The four are British but living in different parts of the world, and have past experience in climbing and ski-mountaineering in North America.
Their plan was a south - north traverse through the Boundary Ranges that straddle the Alaska (USA) - British Columbia (Canada) border.
After arriving at Haines, the four began their journey with a flight onto the glacier below Devil's Paw (2,616m), the west and south-west couloirs of which were their main skiing goals. Bizwell would use telimark skis, Lyon skis, and Appelby and Francis splitboards.
As a warm-up they first skied unnamed Peak 1,920m to the east of the Paw, across the border in British Columbia. After enjoying amazing views from the summit, a descent was made of a 350m, 50-55° chute on the south face
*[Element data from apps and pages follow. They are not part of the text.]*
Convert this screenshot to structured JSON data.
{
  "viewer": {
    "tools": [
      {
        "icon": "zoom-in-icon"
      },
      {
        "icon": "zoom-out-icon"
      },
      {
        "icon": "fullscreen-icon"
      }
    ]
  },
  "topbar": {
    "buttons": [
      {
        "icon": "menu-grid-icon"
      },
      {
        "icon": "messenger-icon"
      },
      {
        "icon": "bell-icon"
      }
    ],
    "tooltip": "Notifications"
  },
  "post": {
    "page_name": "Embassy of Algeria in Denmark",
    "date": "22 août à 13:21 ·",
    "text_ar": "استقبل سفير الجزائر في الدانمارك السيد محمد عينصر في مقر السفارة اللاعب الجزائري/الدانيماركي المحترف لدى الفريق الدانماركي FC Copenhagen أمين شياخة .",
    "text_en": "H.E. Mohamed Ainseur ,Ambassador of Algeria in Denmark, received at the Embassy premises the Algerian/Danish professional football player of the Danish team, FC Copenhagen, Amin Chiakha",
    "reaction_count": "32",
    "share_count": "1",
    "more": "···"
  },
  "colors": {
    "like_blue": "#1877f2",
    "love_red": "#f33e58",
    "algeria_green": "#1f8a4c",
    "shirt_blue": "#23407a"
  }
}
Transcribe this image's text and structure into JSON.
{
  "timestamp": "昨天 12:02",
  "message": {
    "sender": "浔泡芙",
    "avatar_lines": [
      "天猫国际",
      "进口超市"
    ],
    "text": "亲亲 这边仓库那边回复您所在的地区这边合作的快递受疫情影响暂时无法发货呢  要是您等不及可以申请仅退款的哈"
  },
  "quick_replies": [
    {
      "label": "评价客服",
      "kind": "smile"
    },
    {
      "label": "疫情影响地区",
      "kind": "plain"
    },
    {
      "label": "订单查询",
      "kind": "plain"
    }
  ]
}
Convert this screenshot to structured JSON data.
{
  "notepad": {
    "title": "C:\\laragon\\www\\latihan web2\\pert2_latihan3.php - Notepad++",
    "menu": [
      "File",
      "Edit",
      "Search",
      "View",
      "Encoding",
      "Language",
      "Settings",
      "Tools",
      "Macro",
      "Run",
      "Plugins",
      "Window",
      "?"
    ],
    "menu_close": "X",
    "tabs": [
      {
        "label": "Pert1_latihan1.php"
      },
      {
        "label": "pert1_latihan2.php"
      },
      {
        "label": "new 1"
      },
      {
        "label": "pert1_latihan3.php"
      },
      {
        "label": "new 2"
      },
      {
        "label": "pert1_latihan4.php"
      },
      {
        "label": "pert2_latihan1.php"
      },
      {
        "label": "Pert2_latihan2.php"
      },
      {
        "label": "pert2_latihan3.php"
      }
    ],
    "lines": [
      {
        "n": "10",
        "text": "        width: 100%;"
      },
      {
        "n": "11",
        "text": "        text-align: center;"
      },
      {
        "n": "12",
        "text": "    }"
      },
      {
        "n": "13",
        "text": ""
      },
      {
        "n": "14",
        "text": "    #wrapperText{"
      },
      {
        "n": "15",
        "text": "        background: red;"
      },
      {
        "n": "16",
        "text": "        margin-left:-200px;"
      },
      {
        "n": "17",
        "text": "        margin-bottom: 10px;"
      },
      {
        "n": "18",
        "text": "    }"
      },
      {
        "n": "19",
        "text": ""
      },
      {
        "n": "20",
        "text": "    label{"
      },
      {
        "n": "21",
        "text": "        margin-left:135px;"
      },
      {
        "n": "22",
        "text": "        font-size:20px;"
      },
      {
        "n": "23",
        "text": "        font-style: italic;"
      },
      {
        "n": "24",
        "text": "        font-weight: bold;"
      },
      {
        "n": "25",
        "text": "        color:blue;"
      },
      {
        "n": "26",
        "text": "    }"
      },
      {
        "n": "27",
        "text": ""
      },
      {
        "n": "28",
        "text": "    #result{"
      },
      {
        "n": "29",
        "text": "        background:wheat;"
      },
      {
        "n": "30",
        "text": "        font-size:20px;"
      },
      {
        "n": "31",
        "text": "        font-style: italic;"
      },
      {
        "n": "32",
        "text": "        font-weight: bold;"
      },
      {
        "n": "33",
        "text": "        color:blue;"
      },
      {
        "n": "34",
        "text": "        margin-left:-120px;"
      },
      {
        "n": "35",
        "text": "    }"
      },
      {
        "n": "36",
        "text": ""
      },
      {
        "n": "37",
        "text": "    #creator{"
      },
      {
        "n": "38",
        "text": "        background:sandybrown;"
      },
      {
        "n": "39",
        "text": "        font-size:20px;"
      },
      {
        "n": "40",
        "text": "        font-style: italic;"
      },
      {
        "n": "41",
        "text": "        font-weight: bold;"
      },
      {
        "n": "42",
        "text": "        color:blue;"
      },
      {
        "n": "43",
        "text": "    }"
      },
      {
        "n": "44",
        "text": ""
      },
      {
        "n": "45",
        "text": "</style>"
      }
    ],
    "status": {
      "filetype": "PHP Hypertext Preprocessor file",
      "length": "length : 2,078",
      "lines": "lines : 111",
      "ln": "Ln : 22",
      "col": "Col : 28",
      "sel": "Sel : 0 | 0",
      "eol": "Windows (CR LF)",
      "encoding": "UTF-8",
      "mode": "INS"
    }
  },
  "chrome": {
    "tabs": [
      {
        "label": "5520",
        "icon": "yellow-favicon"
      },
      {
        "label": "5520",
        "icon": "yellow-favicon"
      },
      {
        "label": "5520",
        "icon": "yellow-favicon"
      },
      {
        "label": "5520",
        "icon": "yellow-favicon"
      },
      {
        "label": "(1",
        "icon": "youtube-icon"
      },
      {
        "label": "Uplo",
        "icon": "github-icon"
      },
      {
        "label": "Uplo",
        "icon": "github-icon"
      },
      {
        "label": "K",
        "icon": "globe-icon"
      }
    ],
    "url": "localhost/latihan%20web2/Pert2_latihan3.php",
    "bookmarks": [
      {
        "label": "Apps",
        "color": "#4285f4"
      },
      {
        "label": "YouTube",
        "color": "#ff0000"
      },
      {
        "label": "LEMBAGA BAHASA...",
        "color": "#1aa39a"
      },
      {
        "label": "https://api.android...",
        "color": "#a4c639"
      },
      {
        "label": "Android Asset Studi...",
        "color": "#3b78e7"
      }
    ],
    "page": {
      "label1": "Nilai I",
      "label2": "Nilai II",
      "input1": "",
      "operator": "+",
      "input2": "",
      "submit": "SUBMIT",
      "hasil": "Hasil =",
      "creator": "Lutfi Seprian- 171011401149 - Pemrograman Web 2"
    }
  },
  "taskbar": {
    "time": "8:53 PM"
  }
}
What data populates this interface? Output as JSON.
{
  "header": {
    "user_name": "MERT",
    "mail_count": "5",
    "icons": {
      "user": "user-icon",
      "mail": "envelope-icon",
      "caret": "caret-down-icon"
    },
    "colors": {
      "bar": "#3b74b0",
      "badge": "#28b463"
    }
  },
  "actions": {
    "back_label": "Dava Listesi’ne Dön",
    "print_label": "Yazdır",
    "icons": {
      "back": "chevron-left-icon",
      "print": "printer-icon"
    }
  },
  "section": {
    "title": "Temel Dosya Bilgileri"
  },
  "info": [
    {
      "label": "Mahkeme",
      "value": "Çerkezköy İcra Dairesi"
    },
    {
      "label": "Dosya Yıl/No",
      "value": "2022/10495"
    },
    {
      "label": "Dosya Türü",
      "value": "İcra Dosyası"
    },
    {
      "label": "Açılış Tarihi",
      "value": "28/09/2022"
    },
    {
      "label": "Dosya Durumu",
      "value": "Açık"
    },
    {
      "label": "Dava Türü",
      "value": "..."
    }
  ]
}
All then ascended the ca 1,000m west couloir to a notch south of the main summit of the Devil's Paw, and then skied back down the 50-55° slopes in perfect weather.
Conditions were much worse a couple of days later for the south-west couloir, perhaps a little longer and steeper, at 55-60°. Team members gave up in high winds and low visibility at various points during the ascent, leaving only Lyon to reach the col at the top and make a ski descent.
Both are thought to be first ski descents, and only the south-west couloir is recorded as having been previously climbed; by Fred Beckey, Doug McCarty, Jack Tackle and Craig Zaspell during their first ascent of the Paw's south summit in 1976.
Rare ascents of the Devil's Paw have been made from the easier eastern aspect, the mountain having first been climbed in 1949 by Andrew Griscom, David Michael and Bill Putman.
They then moved a short distance west and after a couple of days of foul weather climbed and skied the central couloir on the south face of Couloir Peak (1,898m), first climbed by Fred Beckey and Andrew Griscom in 1949. They didn't go to the summit but skied the 50-55° couloir in bad conditions.
With the satellite phone dead, they felt a large compunction to continue the journey north to a pre-arranged food drop near border peak Mt Ogilvie. There, a rare break in the weather allowed them to resume eating full rations.
Whilst in this area they climbed OgilvieNE4 (2,307m) via the east ridge, stopping around 10m below the summit to ski a 450m south-facing couloir of 45-50° in 20cm of fresh powder.
Towards the end of the journey the season was changing to summer, making the pack rather dangerous to ski. Very early starts were essential in order to beat the midday thaw, when travel became hard work.
After 28 days on the Icefield the team finally reached the end of its journey at Skagway, and just made it back to Haines in time for the famous annual Great Alaska Craft Beer Festival.